» **TASK DESCRIPTION**:
Nothing but the text of the records belongs in your answer: repeat all of it exactly and leave out the images.

[[ DATA open ]]

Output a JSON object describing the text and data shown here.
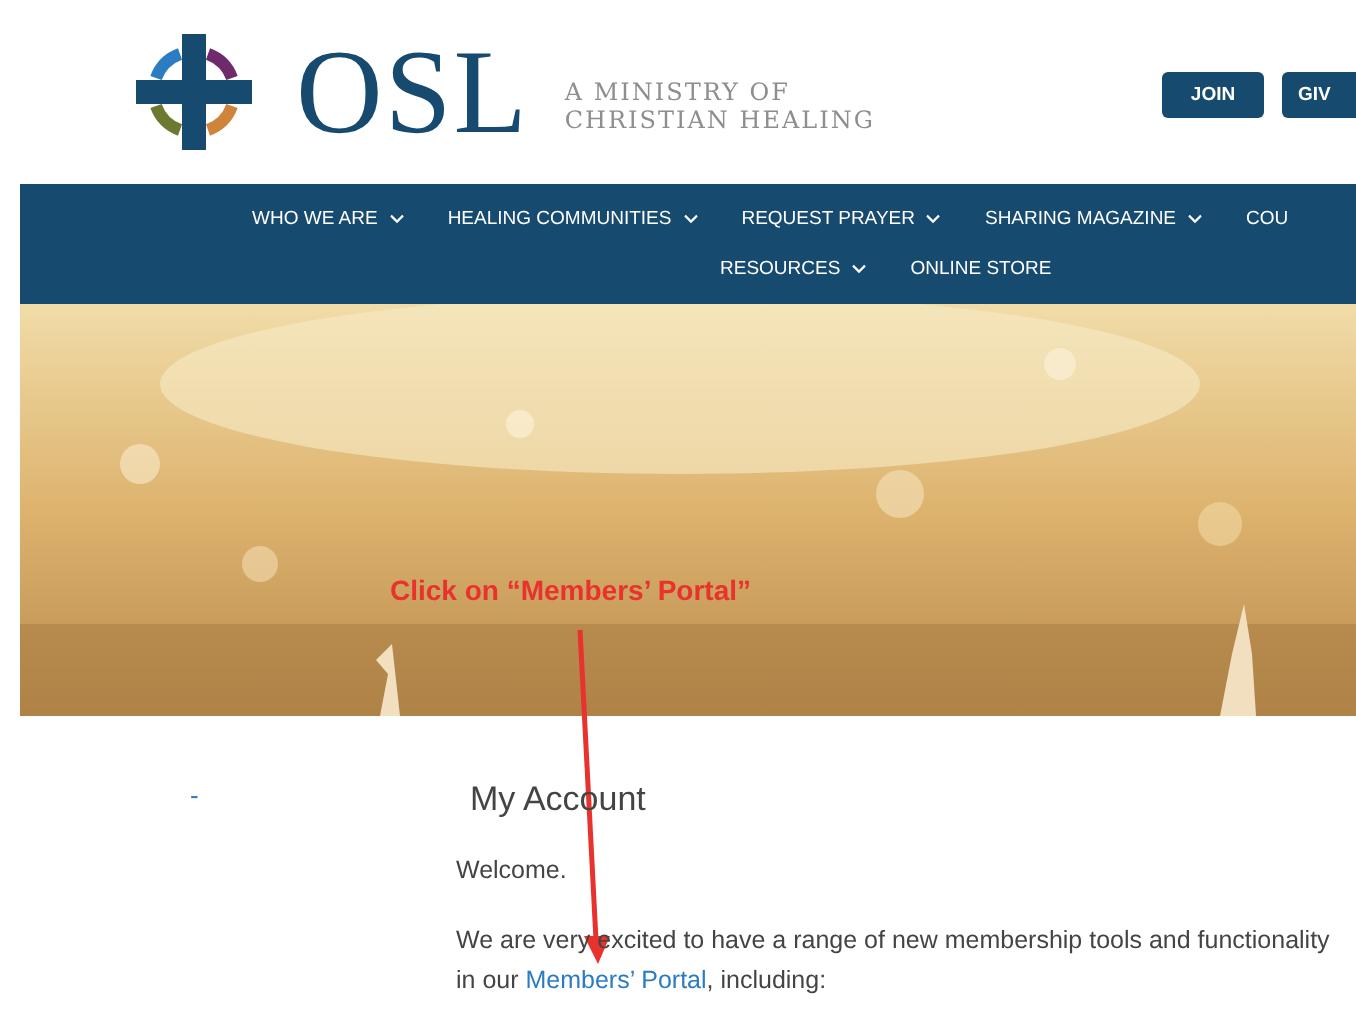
{
  "header": {
    "logo_text": "OSL",
    "tagline": [
      "A MINISTRY OF",
      "CHRISTIAN HEALING"
    ],
    "buttons": [
      "JOIN",
      "GIV"
    ]
  },
  "nav": {
    "primary": [
      {
        "label": "WHO WE ARE",
        "dropdown": true
      },
      {
        "label": "HEALING COMMUNITIES",
        "dropdown": true
      },
      {
        "label": "REQUEST PRAYER",
        "dropdown": true
      },
      {
        "label": "SHARING MAGAZINE",
        "dropdown": true
      },
      {
        "label": "COU",
        "dropdown": false
      }
    ],
    "secondary": [
      {
        "label": "RESOURCES",
        "dropdown": true
      },
      {
        "label": "ONLINE STORE",
        "dropdown": false
      }
    ]
  },
  "hero": {
    "kind": "picture",
    "annotation": "Click on “Members’ Portal”"
  },
  "sidebar": {
    "marker": "-"
  },
  "content": {
    "title": "My Account",
    "welcome": "Welcome.",
    "paragraph": {
      "before": "We are very excited to have a range of new membership tools and functionality in our ",
      "link": "Members’ Portal",
      "after": ", including:"
    }
  }
}
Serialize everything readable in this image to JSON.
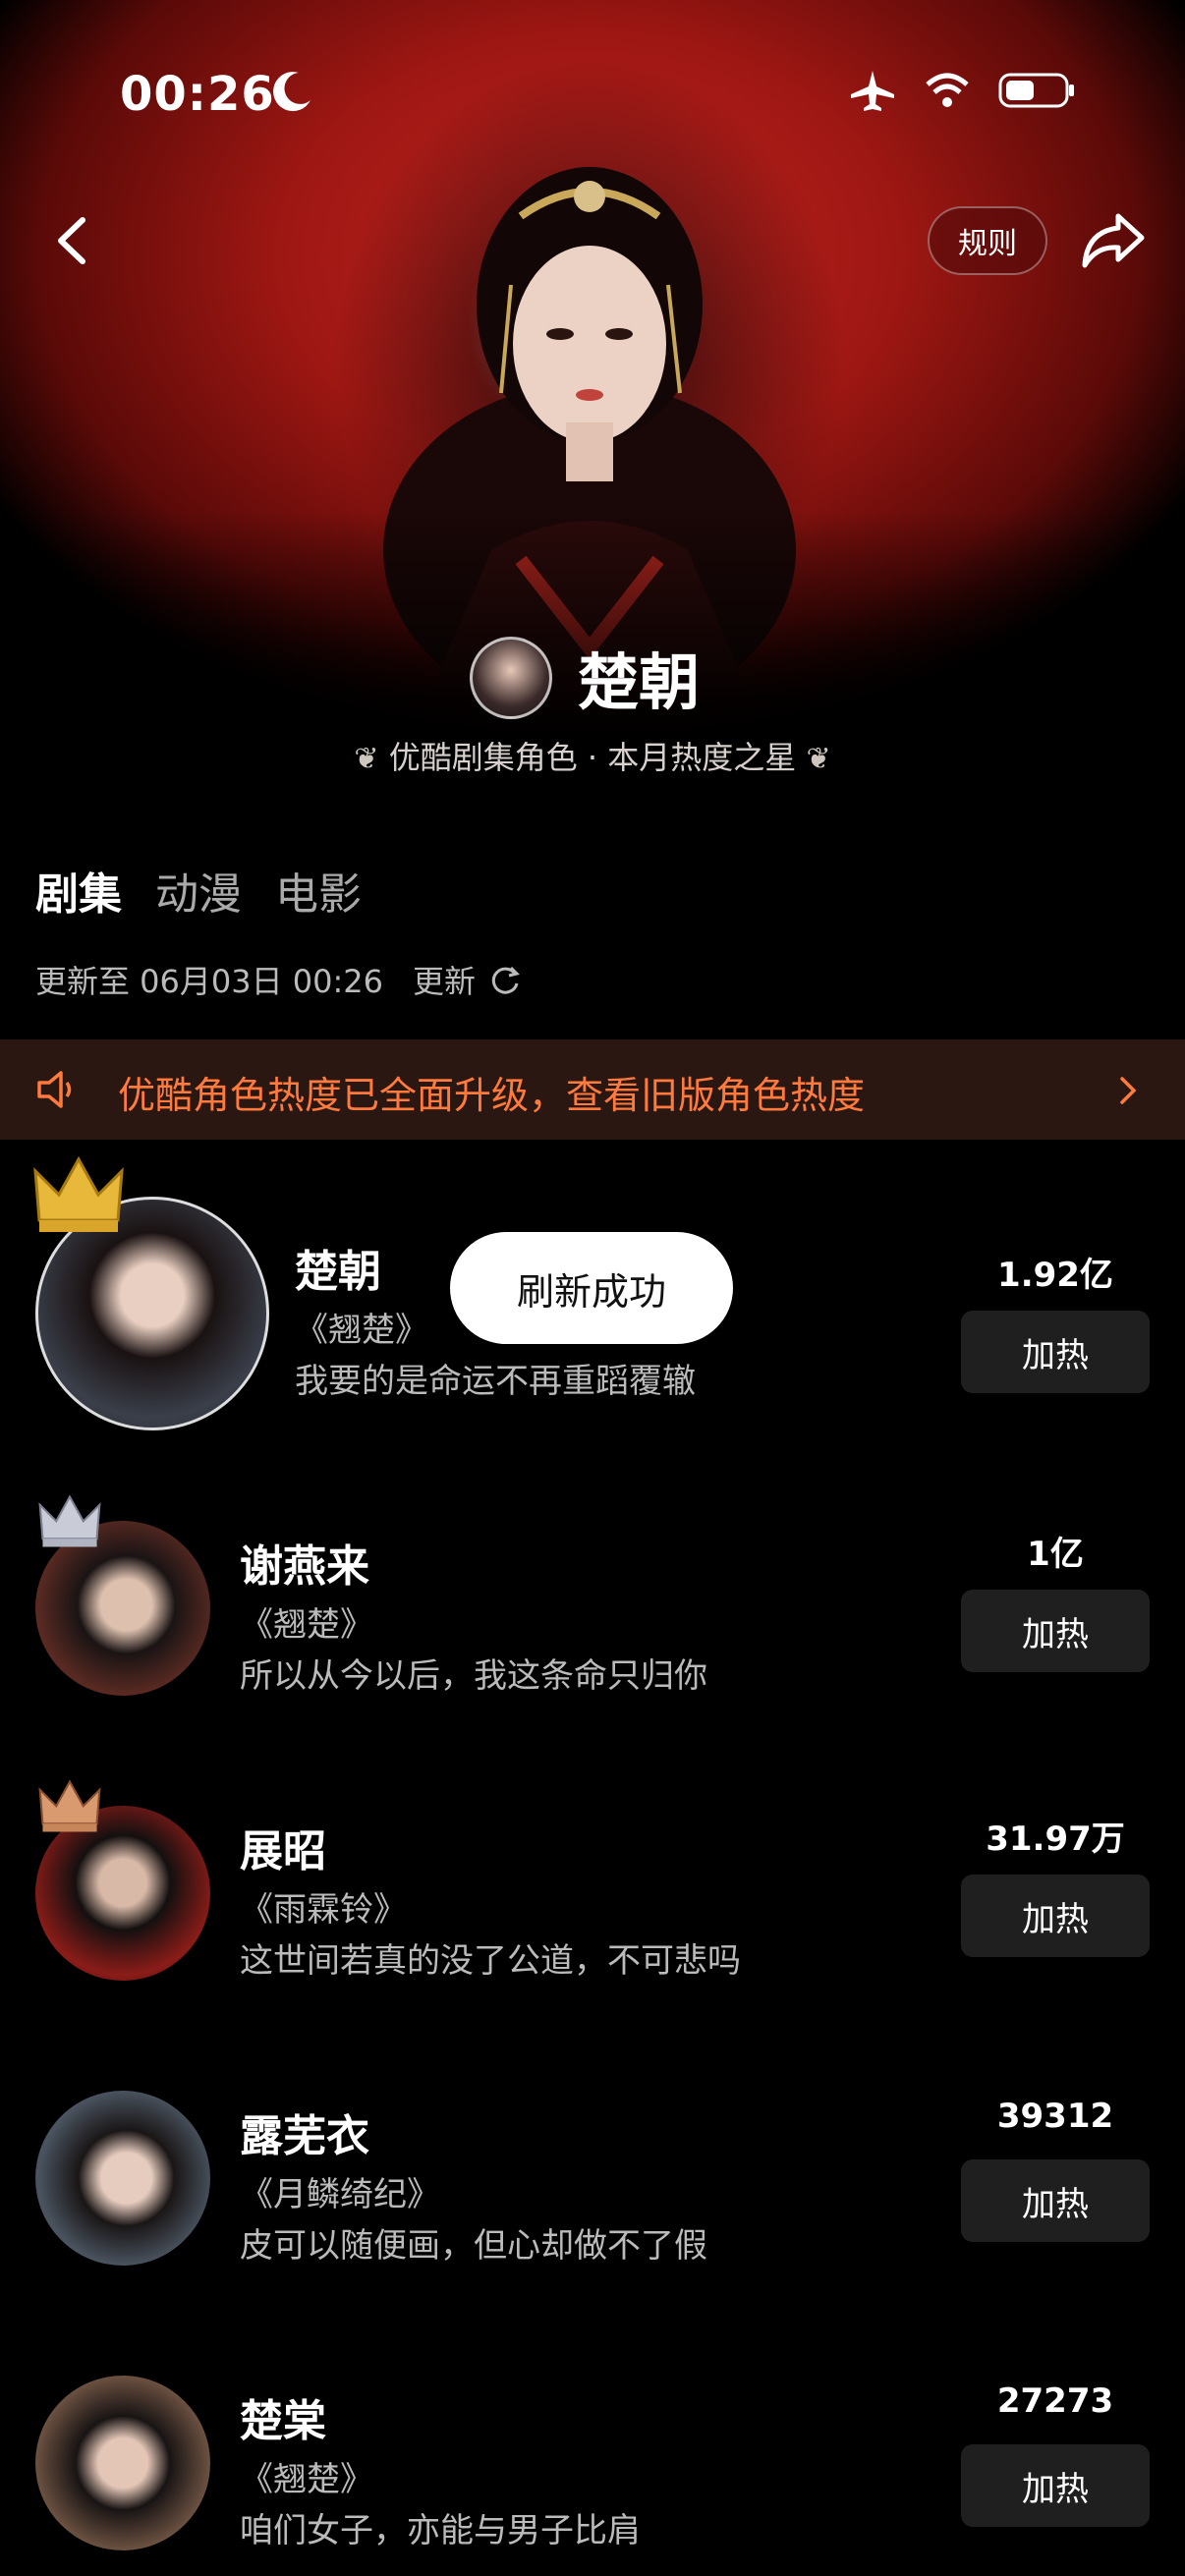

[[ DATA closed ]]

» **SOLUTION**:
Output a JSON object describing the text and data shown here.
{
  "header": {
    "logo_text": "OSL",
    "tagline": [
      "A MINISTRY OF",
      "CHRISTIAN HEALING"
    ],
    "buttons": [
      "JOIN",
      "GIV"
    ]
  },
  "nav": {
    "primary": [
      {
        "label": "WHO WE ARE",
        "dropdown": true
      },
      {
        "label": "HEALING COMMUNITIES",
        "dropdown": true
      },
      {
        "label": "REQUEST PRAYER",
        "dropdown": true
      },
      {
        "label": "SHARING MAGAZINE",
        "dropdown": true
      },
      {
        "label": "COU",
        "dropdown": false
      }
    ],
    "secondary": [
      {
        "label": "RESOURCES",
        "dropdown": true
      },
      {
        "label": "ONLINE STORE",
        "dropdown": false
      }
    ]
  },
  "hero": {
    "kind": "picture",
    "annotation": "Click on “Members’ Portal”"
  },
  "sidebar": {
    "marker": "-"
  },
  "content": {
    "title": "My Account",
    "welcome": "Welcome.",
    "paragraph": {
      "before": "We are very excited to have a range of new membership tools and functionality in our ",
      "link": "Members’ Portal",
      "after": ", including:"
    }
  }
}
Serialize everything readable in this image to JSON.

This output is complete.